Aiman Hakim is an upcoming contemporary visual artist that has been quietly contributing to the arts scene since he graduated from LaSalle-SIA with a Diploma in Fine Arts in 2004. He has also received awards and scholarships throughout his three years studies in LaSalle, including the ‘Winston Oh Travel Award’ and ‘Georgette Chen Scholarship’ in 2003 and ‘LaSalle-SIA Scholarship’ in 2002. Aiman has also participated in numerous group shows since then, including ‘Lovemelt’ in February 2006 and the first ever ‘Pink’ show (Red+White=Pink) in 2004 with both exhibitions being held in Utterly Art.
Back as a full time artist in 2009, Aiman curated his first group exhibition, ‘A Marriage of Convenience’, held at Forth Gallery, and had his first successful solo exhibition, For Ages 4 and Up, in Utterly Art. His ongoing series works, generally deals with the idea of conformity in society, exploring the ‘absurd’ notion of self-individuation in a culture where communal ideologies still dominate. Aiman also uses his art as a platform for activism, fuelled mainly by emotions, beliefs and a need to bring a point across and make a change.
Aiman will be showing his new works for MAN-MADE and RAP speaks with the talented artist to find out what are his works all about. Check out his website to find out more!
Question (Q): Tell us more about the new works that you are showing at Man-Made!
Aiman Hakim (Aiman): The works (or WORK!) I’m exhibiting is part of an ongoing series of paintings that question social norms and behavioral expectations.
Q: The portrayal of the figures in your works are mostly toys and dolls, why is that?
Aiman: Dolls and toys are what I believe to be one of a child’s first few influences in projecting expectations. Usually mass produced, these toys are created to look and function a certain way with limitations to movement unless specifically made to do otherwise. Putting that into context, the toys represent a form of conformity in society, a projection of a stereotype, of how one should act, look or behave. At the same time, I use these dolls to embody an idea of perfection, and through my paintings, provide a social commentary on issues at hand.
Q: Any artists that have inspired your art practice?
Aiman: Looking at artworks by fellow artists like Nicholas Chai and Jolene Lai never fail to inspire me. We might not relate concept wise but their technical abilities are much to be desired. Those are the type of works that I look at around 4 in the morning, after a whole day of painting, and i’m inspired to paint a few hours more, at least.
I’m also a big fan of works by Ron English, Ronald Ventura, Jeff Koons and Andy Warhol.
Q: As a full time artist who has been in the local art scene for quite some time, what do you think of the LGBT-themed art and homoerotic art in Singapore?

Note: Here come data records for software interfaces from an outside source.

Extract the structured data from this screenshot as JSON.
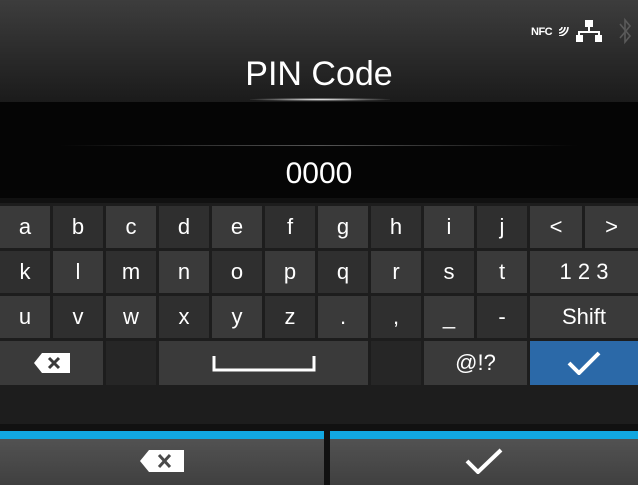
{
  "header": {
    "title": "PIN Code",
    "nfc_label": "NFC"
  },
  "field": {
    "value": "0000"
  },
  "keyboard": {
    "row1": [
      "a",
      "b",
      "c",
      "d",
      "e",
      "f",
      "g",
      "h",
      "i",
      "j",
      "<",
      ">"
    ],
    "row2": [
      "k",
      "l",
      "m",
      "n",
      "o",
      "p",
      "q",
      "r",
      "s",
      "t",
      "1 2 3"
    ],
    "row3": [
      "u",
      "v",
      "w",
      "x",
      "y",
      "z",
      ".",
      ",",
      "_",
      "-",
      "Shift"
    ],
    "row4": {
      "symbols": "@!?"
    }
  },
  "icons": {
    "status": [
      "nfc-icon",
      "network-icon",
      "bluetooth-icon"
    ],
    "keys": [
      "backspace-icon",
      "space-icon",
      "checkmark-icon"
    ],
    "bottom": [
      "backspace-icon",
      "checkmark-icon"
    ]
  },
  "colors": {
    "accent": "#12a7e0",
    "ok_key": "#2b69a8"
  }
}
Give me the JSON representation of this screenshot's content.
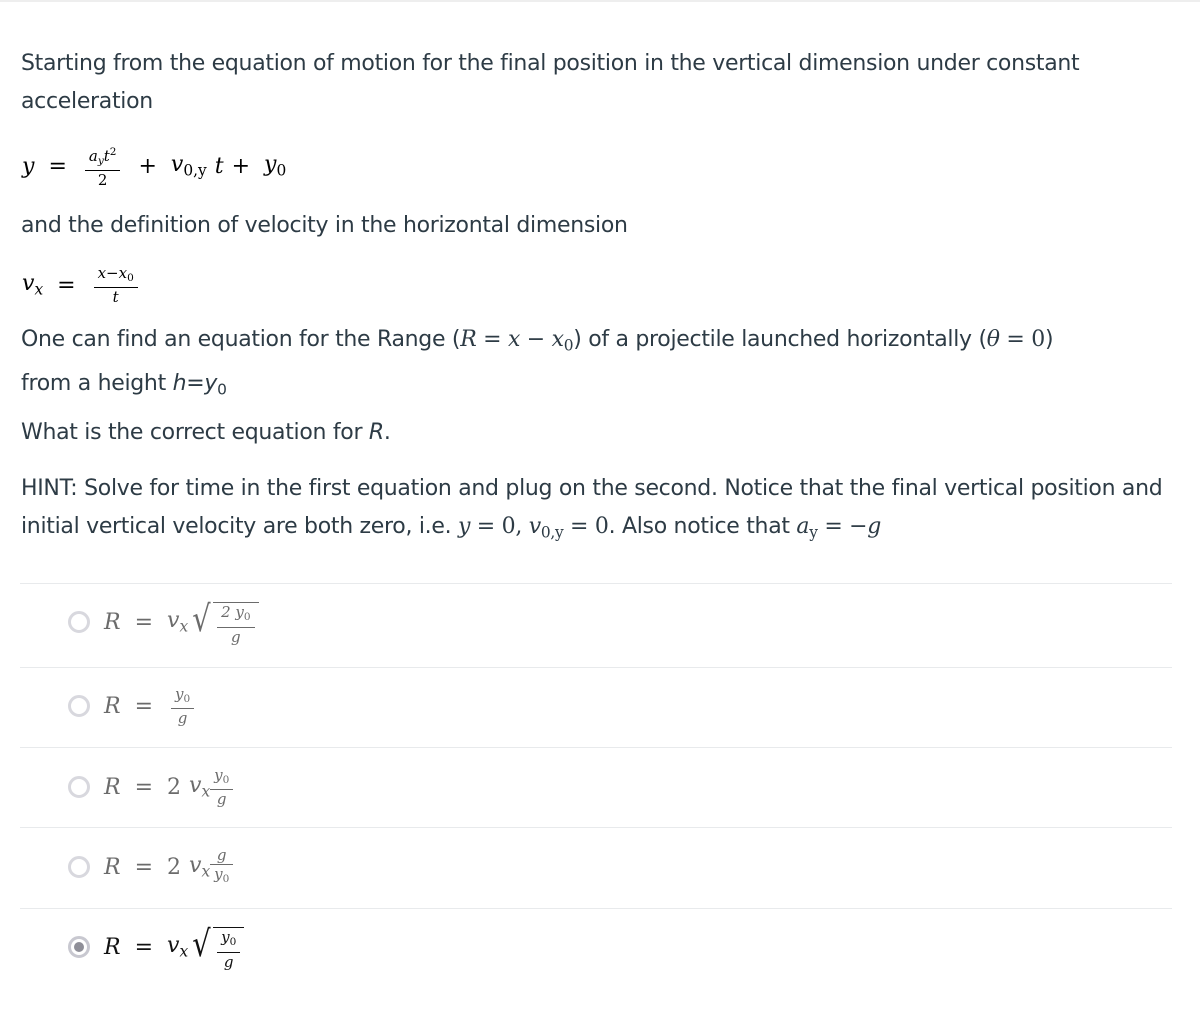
{
  "question": {
    "intro": "Starting from the equation of motion for the final position in the vertical dimension under constant acceleration",
    "eq1": {
      "lhs": "y",
      "eq": "=",
      "frac_num": "a",
      "frac_num_sub": "y",
      "frac_num_t": "t",
      "frac_num_exp": "2",
      "frac_den": "2",
      "plus1": "+",
      "v": "v",
      "v_sub": "0,y",
      "t": "t",
      "plus2": "+",
      "y0": "y",
      "y0_sub": "0"
    },
    "mid": "and the definition of velocity in the horizontal dimension",
    "eq2": {
      "lhs": "v",
      "lhs_sub": "x",
      "eq": "=",
      "num": "x−x",
      "num_sub": "0",
      "den": "t"
    },
    "range_text_1": "One can find an equation for the Range (",
    "range_R": "R",
    "range_eq": " = ",
    "range_x": "x",
    "range_minus": " − ",
    "range_x0": "x",
    "range_x0_sub": "0",
    "range_text_2": ") of a projectile launched horizontally (",
    "range_theta": "θ",
    "range_theta_eq": " = ",
    "range_zero": "0",
    "range_text_3": ")",
    "height_text": "from a height ",
    "height_h": "h",
    "height_eq": "=",
    "height_y": "y",
    "height_sub": "0",
    "ask": "What is the correct equation for ",
    "ask_R": "R",
    "ask_end": ".",
    "hint_1": "HINT: Solve for time in the first equation and plug on the second. Notice that the final vertical position and initial vertical velocity are both zero, i.e. ",
    "hint_y": "y",
    "hint_eq1": " = ",
    "hint_zero1": "0, ",
    "hint_v": "v",
    "hint_v_sub": "0,y",
    "hint_eq2": " = ",
    "hint_zero2": "0",
    "hint_2": ". Also notice that ",
    "hint_a": "a",
    "hint_a_sub": "y",
    "hint_eq3": " = −",
    "hint_g": "g"
  },
  "answers": [
    {
      "label": "R = vx sqrt(2 y0 / g)",
      "R": "R",
      "eq": "=",
      "coef": "",
      "v": "v",
      "v_sub": "x",
      "num": "2 y",
      "num_sub": "0",
      "den": "g",
      "sqrt": true,
      "selected": false
    },
    {
      "label": "R = y0 / g",
      "R": "R",
      "eq": "=",
      "num": "y",
      "num_sub": "0",
      "den": "g",
      "selected": false
    },
    {
      "label": "R = 2 vx y0 / g",
      "R": "R",
      "eq": "=",
      "coef": "2",
      "v": "v",
      "v_sub": "x",
      "num": "y",
      "num_sub": "0",
      "den": "g",
      "selected": false
    },
    {
      "label": "R = 2 vx g / y0",
      "R": "R",
      "eq": "=",
      "coef": "2",
      "v": "v",
      "v_sub": "x",
      "num": "g",
      "den": "y",
      "den_sub": "0",
      "selected": false
    },
    {
      "label": "R = vx sqrt(y0 / g)",
      "R": "R",
      "eq": "=",
      "v": "v",
      "v_sub": "x",
      "num": "y",
      "num_sub": "0",
      "den": "g",
      "sqrt": true,
      "selected": true
    }
  ],
  "sqrt_symbol": "√"
}
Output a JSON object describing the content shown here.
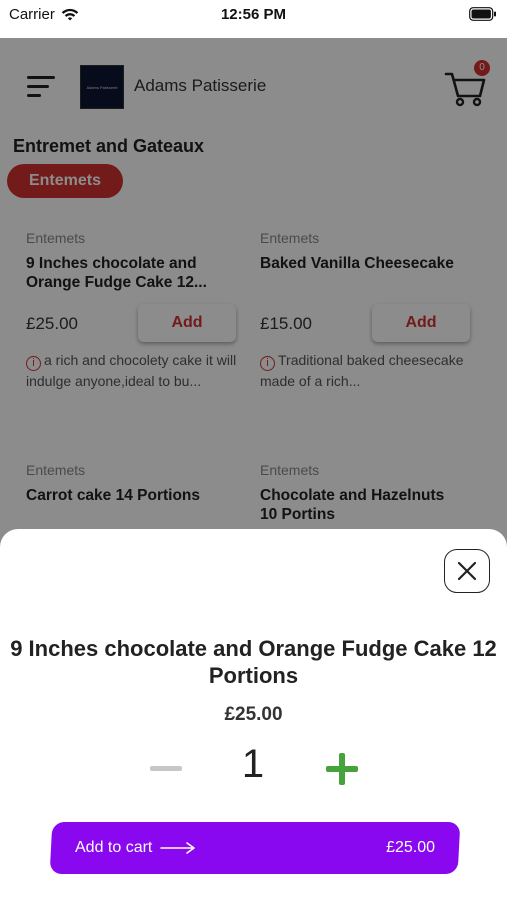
{
  "status_bar": {
    "carrier": "Carrier",
    "time": "12:56 PM"
  },
  "header": {
    "store_name": "Adams Patisserie",
    "cart_count": "0",
    "logo_text": "Adams Patisserie"
  },
  "section": {
    "title": "Entremet and Gateaux",
    "chip": "Entemets"
  },
  "products": [
    {
      "category": "Entemets",
      "name": "9 Inches chocolate and Orange Fudge Cake 12...",
      "price": "£25.00",
      "add_label": "Add",
      "description": "a rich and chocolety cake it will indulge anyone,ideal to bu..."
    },
    {
      "category": "Entemets",
      "name": "Baked Vanilla Cheesecake",
      "price": "£15.00",
      "add_label": "Add",
      "description": "Traditional baked cheesecake made of a rich..."
    },
    {
      "category": "Entemets",
      "name": "Carrot cake 14 Portions"
    },
    {
      "category": "Entemets",
      "name": "Chocolate and Hazelnuts 10 Portins"
    }
  ],
  "sheet": {
    "title": "9 Inches chocolate and Orange Fudge Cake 12 Portions",
    "price": "£25.00",
    "quantity": "1",
    "add_to_cart_label": "Add to cart",
    "total": "£25.00"
  },
  "colors": {
    "accent_red": "#d23131",
    "purple": "#8a08f0",
    "green": "#46a23a"
  }
}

Aiman: LGBT-themed and homoerotic art in Singapore is like a random facebook update; some see it, most don’t and very few (usually the same people) would bother to comment. There is a lack of assertive publicity going on to help promote the artworks and the cause, as well as a proper channel to reach out to those outside the LGBT community. Art proposals are either rejected or politely advised to be ‘watered down’ to either meet censorship restrictions or for commercial reasons. So in a way you can say that the art produced is a very good representation of the actual LGBT scene in Singapore; well-contained and somewhat ignored, unless of course, for the purpose of bad press.
Q: Do you think there’s a need for such themed artworks to be showcased or discussed locally?
Aiman: The problem with silence is that it can be perceived as a passive consent. Art can function as a social commentary, giving some an outlet to voice their concerns while creating awareness for others who aren’t. Whether it results in some form of conclusion or understanding afterwards is different issue altogether.
Q: Any future art shows to share?
Aiman: I’ll be participating in the Affordable Art Fair (under Utterly Art) in mid November, as well as a group show (in conjunction with World Aids Day) with Chan Hampe in early December. My 2nd Solo show is scheduled around April next year and as we speak, am currently planning an exhibition with Nicholas and Jolene, preferably around September 2011.
Q: Any last words for the LGBT community?
Aiman: Not really.